Anyone who has read a Russian novel will understand another of Card’s points. Simplify characters’ names and use only one name per character. I find stories easier to read and identify with their characters when I can pronounce their names. Easily knowing and remembering who’s who also helps. Not like Anna Karenina where her husband is Alexei Alexandrovitch Karenina and her lover is Alexei Kirillovich Vronsky. I’ve wondered why Tolstoy used the same given name.

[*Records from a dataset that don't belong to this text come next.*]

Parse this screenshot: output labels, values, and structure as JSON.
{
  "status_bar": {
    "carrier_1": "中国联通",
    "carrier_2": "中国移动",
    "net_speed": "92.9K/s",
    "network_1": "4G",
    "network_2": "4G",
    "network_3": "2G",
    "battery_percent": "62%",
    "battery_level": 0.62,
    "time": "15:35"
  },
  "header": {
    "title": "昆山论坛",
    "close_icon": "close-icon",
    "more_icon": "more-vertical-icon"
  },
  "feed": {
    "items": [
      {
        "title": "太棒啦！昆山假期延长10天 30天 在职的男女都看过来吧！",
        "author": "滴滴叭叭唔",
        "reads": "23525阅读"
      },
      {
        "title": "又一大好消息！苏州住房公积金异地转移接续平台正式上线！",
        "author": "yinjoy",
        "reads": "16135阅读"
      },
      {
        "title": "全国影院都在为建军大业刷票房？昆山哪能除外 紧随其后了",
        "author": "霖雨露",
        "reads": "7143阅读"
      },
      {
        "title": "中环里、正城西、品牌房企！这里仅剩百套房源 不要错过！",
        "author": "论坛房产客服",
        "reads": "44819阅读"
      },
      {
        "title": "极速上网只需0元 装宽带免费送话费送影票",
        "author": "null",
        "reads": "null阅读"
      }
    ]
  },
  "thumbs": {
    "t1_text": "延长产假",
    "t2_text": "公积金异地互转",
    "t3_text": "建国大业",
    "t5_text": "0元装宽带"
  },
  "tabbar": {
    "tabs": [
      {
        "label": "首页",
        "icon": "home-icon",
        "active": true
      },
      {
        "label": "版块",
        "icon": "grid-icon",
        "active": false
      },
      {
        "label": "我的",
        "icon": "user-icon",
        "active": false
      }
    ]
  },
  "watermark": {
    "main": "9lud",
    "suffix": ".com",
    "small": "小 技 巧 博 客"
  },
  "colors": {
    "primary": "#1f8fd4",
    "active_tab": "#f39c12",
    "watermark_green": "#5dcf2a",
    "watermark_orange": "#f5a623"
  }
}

Then I read the Introduction in a Barnes & Noble edition (2013) written by Amy Mandelker. She says that one of the themes throughout the novel is mirror images. Besides Anna’s two men having the same names Anna itself is a mirror since it is spelled the same frontwards and backwards. Her maid is Annushka which is a nickname for Anna. The daughter’s name is Annie and Anna adopts a protégée by the name of Hannah which is the Hebrew form of Anna. Tolstoy knew how to get the most out of a name!

Another suggestion from Card is not to have all the characters in a story have names that “mean something” . . . unless it’s an “allegory and [you, the author] deliberately want them tagged with symbolic names.” (pg. 56) My comment to that is if the meaning  of the name is important to the characters’ back story or description be sure to include the meaning some way or other to inform your reader.

As we search for creative names for our characters we should remember that over the years, for better or worse, characters’ names have become part of our cultures’ mindset. Thanks to Dickens we know that a person who is selfish and/or doesn’t like the Christmas Spirit is a Scrooge. Hearing the phrase “Double Oh Seven” conjures up a picture perfect version of Ian Fleming’s James Bond. (For me that will always be Sean Connery). How about Norman Bates, Jo March, Darth Vader, Lolita or Mr. Darcy? Novelists have given us characters whose personalities and deeds will never be forgotten. A challenge to every fiction writer.

What’s in a name? Evidently a lot!!